- Area family support teams, of which there are three across Trafford, provide ongoing support to children and families. They consist of health visitors, school nurses, the Connexions service, educational welfare staff and children’s social care, all based together, working in the same area and backed up by services delivered through children’s centres.
- The complex and additional needs service brings together children’s social care to support a child with complex additional needs and health-based services that work with the same children, such as speech and language therapists and community paediatricians.
- Children-in-care services incorporate a looked-after children nurse alongside child and adolescent mental health staff, who are fully “embedded” within care services in an attempt to support the emotional health and wellbeing needs of children in care and care leavers.

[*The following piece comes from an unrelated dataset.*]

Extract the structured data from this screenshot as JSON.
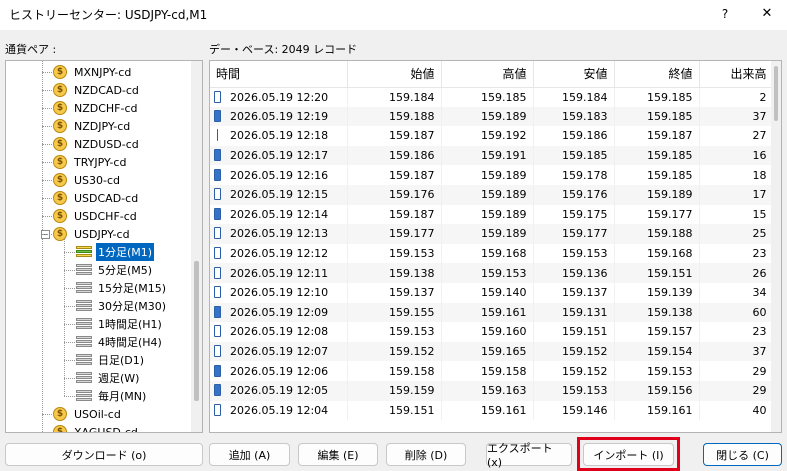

Inside view: Trafford’s integrated model can help families become stronger
By Cathy Rooney, director for safeguarding and professional development of the integrated service
Trafford has a long history on delivering integrated services in children’s services, health and social care. We now have it fully integrated across all of our children’s services. I believe that was a key component of why we did so well with Ofsted – our ability to demonstrate very close partnership working and understand each others’ roles quickly and work with a child very fast. Staff are so embedded with each other and coming up with holistic packages.
We have had the beginnings of that here for some time – what this [new] model does is scale that up significantly so that it also includes all adult services. We want to try and take it to the next stage and do it on a whole family basis.
It has enormous potential benefits for working with children and young people. In so many of the cases with children that we have open, they are open because of parental difficulties – because they are living with challenges and difficulties of their own that are impacting on their ability to support or protect their children.
The more we can work with adult services who understand those adult-based issues, the better the response will be. It has got enormous potential to help families become stronger and move on and not feel they are getting a fragmented approach.
People are obviously always centred on trying to find different models. There is a lot of interest in Greater Manchester, and other organisations are trying to get a sense of where we are going.
They are going to see how it progresses and see if there is anything transferable to their particular circumstances.
We built up our own solution. It is a model of something that we believe is working well, but it is not necessarily a solution that would work everywhere.